Pro-life advocates are pushing back on media members who are questioning the science of when a fetal heartbeat can be detected following the implementation of the Texas Heartbeat Act, which bans judiciary after six weeks.
The law’s critics have lashed out at both Texas legislators and the Supreme Court, arguing that many women don’t even know they’re pregnant at six weeks and that the measure will dismantle women’s rights.
And now the law appears to have sparked a debate over fetal development.
The College Fix’s associate editor Matt Lamb highlighted a few of the instances in which the media have quoted medical professionals to suggest the six-week heartbeat mark is misleading.
“What we’re really detecting is a grouping of cells that are initiating some electrical activity,” Professor Jennifer Kerns of the University of California San Francisco told NPR. “In no way is this detecting a functional cardiovascular system or a functional heart.”
The Texas Tribune published a similar narrative with the headline, “Why ‘heartbeat bill’ is a misleading name for Texas’ near-abortion ban.” The piece quoted a few medical professionals, including Dr. Nisha Verma, who argued the activity measured on an ultrasound in early gestation is electrical impulses, not a true heartbeat, the outlet wrote.
A Daily Kos writer berated media for using the word “heartbeat” at all.
“Using the word ‘heartbeat,’ saying as PBS’s Yang did that the law ‘bans abortion after a fetal heartbeat is detected, which is usually after about six weeks of pregnancy,’ is just perpetuating bad science, bad medicine, and extremely deceptive politics,” Joan McCarter wrote.
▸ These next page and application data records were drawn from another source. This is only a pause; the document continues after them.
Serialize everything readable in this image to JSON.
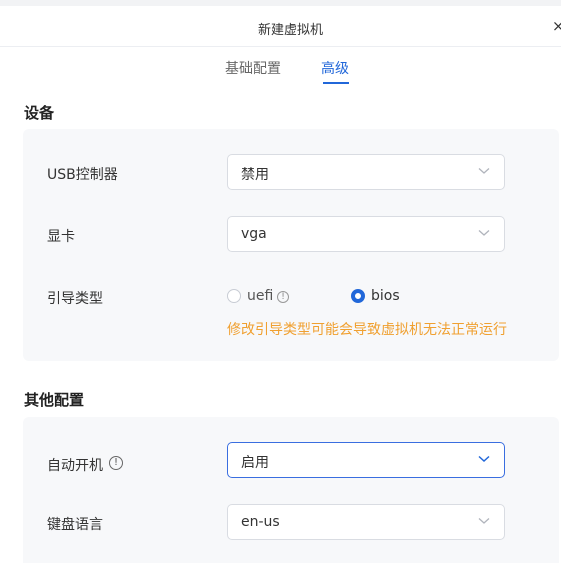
{
  "dialog": {
    "title": "新建虚拟机",
    "close_glyph": "×"
  },
  "tabs": [
    {
      "label": "基础配置",
      "active": false
    },
    {
      "label": "高级",
      "active": true
    }
  ],
  "devices": {
    "title": "设备",
    "usb_controller": {
      "label": "USB控制器",
      "value": "禁用"
    },
    "graphics_card": {
      "label": "显卡",
      "value": "vga"
    },
    "boot_type": {
      "label": "引导类型",
      "options": [
        {
          "label": "uefi",
          "selected": false,
          "has_info": true
        },
        {
          "label": "bios",
          "selected": true
        }
      ],
      "warning": "修改引导类型可能会导致虚拟机无法正常运行"
    }
  },
  "other": {
    "title": "其他配置",
    "autostart": {
      "label": "自动开机",
      "value": "启用",
      "info_glyph": "!"
    },
    "keyboard_language": {
      "label": "键盘语言",
      "value": "en-us"
    }
  },
  "colors": {
    "accent": "#2167d9",
    "warning": "#f0a030",
    "panel_bg": "#f7f8fa",
    "border": "#d9dce2"
  }
}
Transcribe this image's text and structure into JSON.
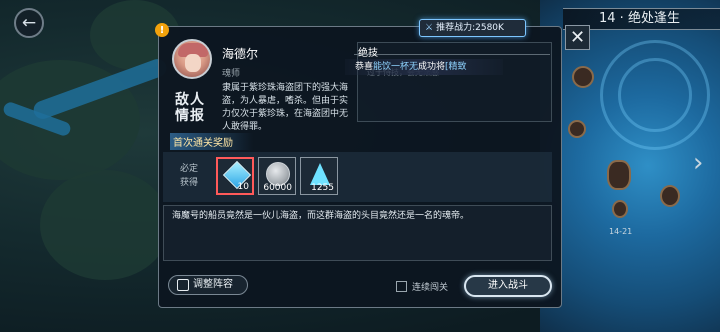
{
  "stage": {
    "title": "14 · 绝处逢生",
    "node_label": "14-21"
  },
  "power_tag": {
    "text": "推荐战力:2580K"
  },
  "enemy": {
    "badge": "敌人\n情报",
    "name": "海德尔",
    "title": "魂师",
    "description": "隶属于紫珍珠海盗团下的强大海盗，为人暴虐，嗜杀。但由于实力仅次于紫珍珠，在海盗团中无人敢得罪。"
  },
  "skill": {
    "title": "绝技",
    "ghost_text": "过于恃技，会无法感"
  },
  "toast": {
    "prefix": "恭喜",
    "highlight": "能饮一杯无",
    "middle": "成功将",
    "suffix": "[精致"
  },
  "reward": {
    "header": "首次通关奖励",
    "label": "必定\n获得",
    "items": [
      {
        "icon": "gem-icon",
        "count": "10"
      },
      {
        "icon": "silver-coin-icon",
        "count": "60000"
      },
      {
        "icon": "crystal-icon",
        "count": "1255"
      }
    ]
  },
  "story": "海魔号的船员竟然是一伙儿海盗，而这群海盗的头目竟然还是一名的魂帝。",
  "controls": {
    "formation": "调整阵容",
    "auto": "连续闯关",
    "enter": "进入战斗",
    "back": "←",
    "close": "✕",
    "warning": "!",
    "next": "›"
  },
  "colors": {
    "accent": "#7dc6ff",
    "reward_header": "#ffe7a6",
    "warning": "#f2a20c"
  }
}
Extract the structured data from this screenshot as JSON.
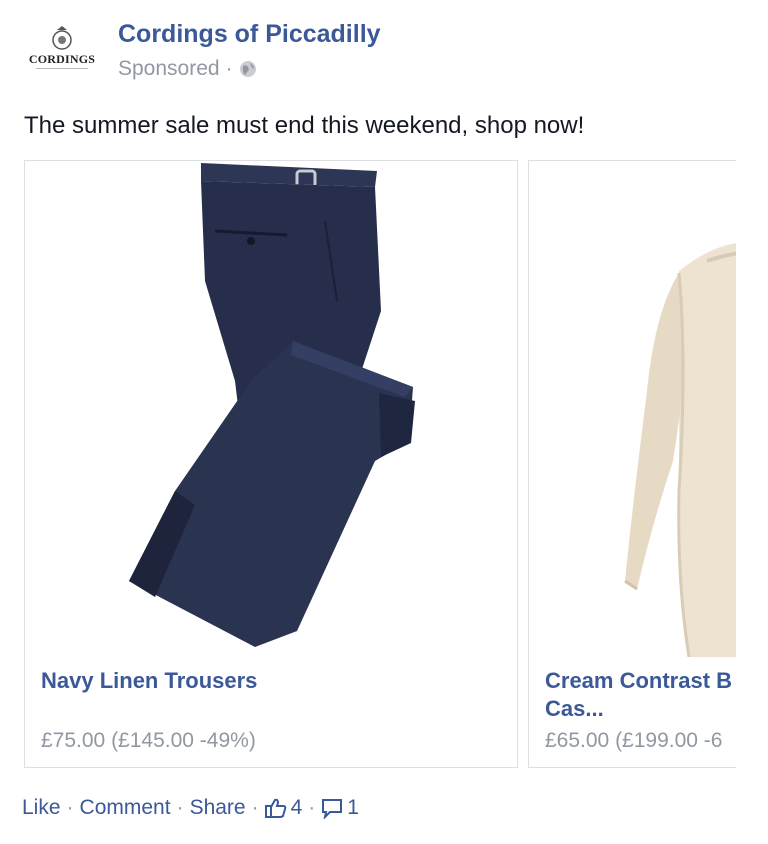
{
  "post": {
    "page_name": "Cordings of Piccadilly",
    "sponsored_label": "Sponsored",
    "meta_separator": "·",
    "logo_text": "CORDINGS",
    "message": "The summer sale must end this weekend, shop now!"
  },
  "carousel": {
    "cards": [
      {
        "title": "Navy Linen Trousers",
        "price": "£75.00 (£145.00 -49%)",
        "image_icon": "navy-trousers-image"
      },
      {
        "title": "Cream Contrast B Cas...",
        "price": "£65.00 (£199.00 -6",
        "image_icon": "cream-sweater-image"
      }
    ]
  },
  "actions": {
    "like_label": "Like",
    "comment_label": "Comment",
    "share_label": "Share",
    "separator": "·",
    "like_count": "4",
    "comment_count": "1"
  },
  "colors": {
    "link_blue": "#3b5998",
    "meta_gray": "#9197a3",
    "navy": "#2a3350",
    "cream": "#efe6d6"
  }
}
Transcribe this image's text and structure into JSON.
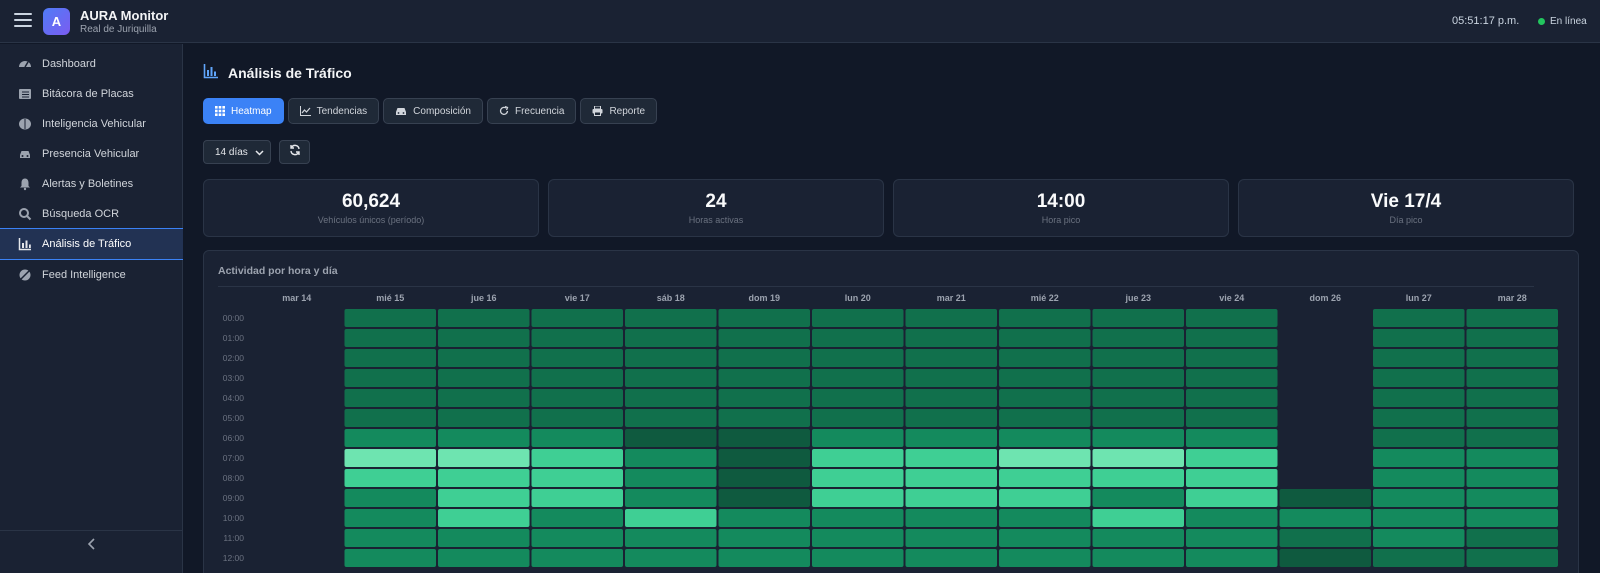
{
  "header": {
    "logo_letter": "A",
    "app_title": "AURA Monitor",
    "app_subtitle": "Real de Juriquilla",
    "clock": "05:51:17 p.m.",
    "status": "En línea"
  },
  "sidebar": {
    "items": [
      {
        "label": "Dashboard",
        "icon": "gauge-icon"
      },
      {
        "label": "Bitácora de Placas",
        "icon": "list-icon"
      },
      {
        "label": "Inteligencia Vehicular",
        "icon": "brain-icon"
      },
      {
        "label": "Presencia Vehicular",
        "icon": "car-icon"
      },
      {
        "label": "Alertas y Boletines",
        "icon": "bell-icon"
      },
      {
        "label": "Búsqueda OCR",
        "icon": "search-icon"
      },
      {
        "label": "Análisis de Tráfico",
        "icon": "chart-bar-icon",
        "active": true
      },
      {
        "label": "Feed Intelligence",
        "icon": "satellite-icon"
      }
    ]
  },
  "page": {
    "title": "Análisis de Tráfico",
    "tabs": [
      {
        "label": "Heatmap",
        "icon": "grid-icon",
        "active": true
      },
      {
        "label": "Tendencias",
        "icon": "line-chart-icon"
      },
      {
        "label": "Composición",
        "icon": "car-icon"
      },
      {
        "label": "Frecuencia",
        "icon": "redo-icon"
      },
      {
        "label": "Reporte",
        "icon": "print-icon"
      }
    ],
    "period_select": "14 días",
    "stats": [
      {
        "value": "60,624",
        "label": "Vehículos únicos (período)"
      },
      {
        "value": "24",
        "label": "Horas activas"
      },
      {
        "value": "14:00",
        "label": "Hora pico"
      },
      {
        "value": "Vie 17/4",
        "label": "Día pico"
      }
    ],
    "heatmap_title": "Actividad por hora y día"
  },
  "colors": {
    "accent": "#3b82f6",
    "online": "#22c55e",
    "heat_levels": [
      "#1a2233",
      "#0f5a3f",
      "#11704c",
      "#148a5d",
      "#27b27b",
      "#3fcf94",
      "#6ee4b0"
    ]
  },
  "chart_data": {
    "type": "heatmap",
    "title": "Actividad por hora y día",
    "x": [
      "mar 14",
      "mié 15",
      "jue 16",
      "vie 17",
      "sáb 18",
      "dom 19",
      "lun 20",
      "mar 21",
      "mié 22",
      "jue 23",
      "vie 24",
      "dom 26",
      "lun 27",
      "mar 28"
    ],
    "y": [
      "00:00",
      "01:00",
      "02:00",
      "03:00",
      "04:00",
      "05:00",
      "06:00",
      "07:00",
      "08:00",
      "09:00",
      "10:00",
      "11:00",
      "12:00"
    ],
    "intensity_levels": "0 = sin datos, 1 (bajo) a 6 (alto)",
    "values": [
      [
        0,
        2,
        2,
        2,
        2,
        2,
        2,
        2,
        2,
        2,
        2,
        0,
        2,
        2
      ],
      [
        0,
        2,
        2,
        2,
        2,
        2,
        2,
        2,
        2,
        2,
        2,
        0,
        2,
        2
      ],
      [
        0,
        2,
        2,
        2,
        2,
        2,
        2,
        2,
        2,
        2,
        2,
        0,
        2,
        2
      ],
      [
        0,
        2,
        2,
        2,
        2,
        2,
        2,
        2,
        2,
        2,
        2,
        0,
        2,
        2
      ],
      [
        0,
        2,
        2,
        2,
        2,
        2,
        2,
        2,
        2,
        2,
        2,
        0,
        2,
        2
      ],
      [
        0,
        2,
        2,
        2,
        2,
        2,
        2,
        2,
        2,
        2,
        2,
        0,
        2,
        2
      ],
      [
        0,
        3,
        3,
        3,
        1,
        1,
        3,
        3,
        3,
        3,
        3,
        0,
        2,
        2
      ],
      [
        0,
        6,
        6,
        5,
        3,
        1,
        5,
        5,
        6,
        6,
        5,
        0,
        3,
        3
      ],
      [
        0,
        5,
        5,
        5,
        3,
        1,
        5,
        5,
        5,
        5,
        5,
        0,
        3,
        3
      ],
      [
        0,
        3,
        5,
        5,
        3,
        1,
        5,
        5,
        5,
        3,
        5,
        1,
        3,
        3
      ],
      [
        0,
        3,
        5,
        3,
        5,
        3,
        3,
        3,
        3,
        5,
        3,
        3,
        3,
        3
      ],
      [
        0,
        3,
        3,
        3,
        3,
        3,
        3,
        3,
        3,
        3,
        3,
        2,
        3,
        2
      ],
      [
        0,
        3,
        3,
        3,
        3,
        3,
        3,
        3,
        3,
        3,
        3,
        1,
        2,
        2
      ]
    ]
  }
}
She added that the “heartbeat part” is “pure spinning from the far-right extremist forced birthers.”
Pro-life activists and conservatives rejected the above language.
“The Trust-the-Science Crowd has a double standard when it comes to biology and human development,” Students for Life of America President Kristan Hawkins told Fox News. “A unique life with his or her own genetic code exists at conception, and a baby’s heart is beating at six weeks of life. A heartbeat is a universal sign of life for people who care about others.”
Hawkins cited data from the American Pregnancy Association, Very Well Family, and What to Expect, all of which note that a heartbeat may be detectable by ultrasound as early as six weeks gestation. The Mayo Clinic’s week-by-week description of pregnancy also reads that at four weeks after conception, “the heart and other organs also are starting to form and the heart begins to beat.”
“On a battlefield or in an emergency room, people rush to help those with a heartbeat,” Hawkins added. “Only when it comes to prenatal development do the self-proclaimed smartest people in the room act as though basic biology is a mystery.”
The furor over the Texas abortion bill didn’t seem to slow this week, with TBS host Samantha Bee offering the most profanity-laced analysis of the measure so far on Wednesday.
“But for Texas and the Supreme Court, the end of this summer has meant saying goodbye to people’s f—ing reproductive rights,” Bee, the host of “Full Frontal,” said Wednesday, calling the court’s conservative justices the “anti-p–sy posse.”
The Department of Justice sued Texas over the abortion law on Thursday, calling it “unconstitutional.”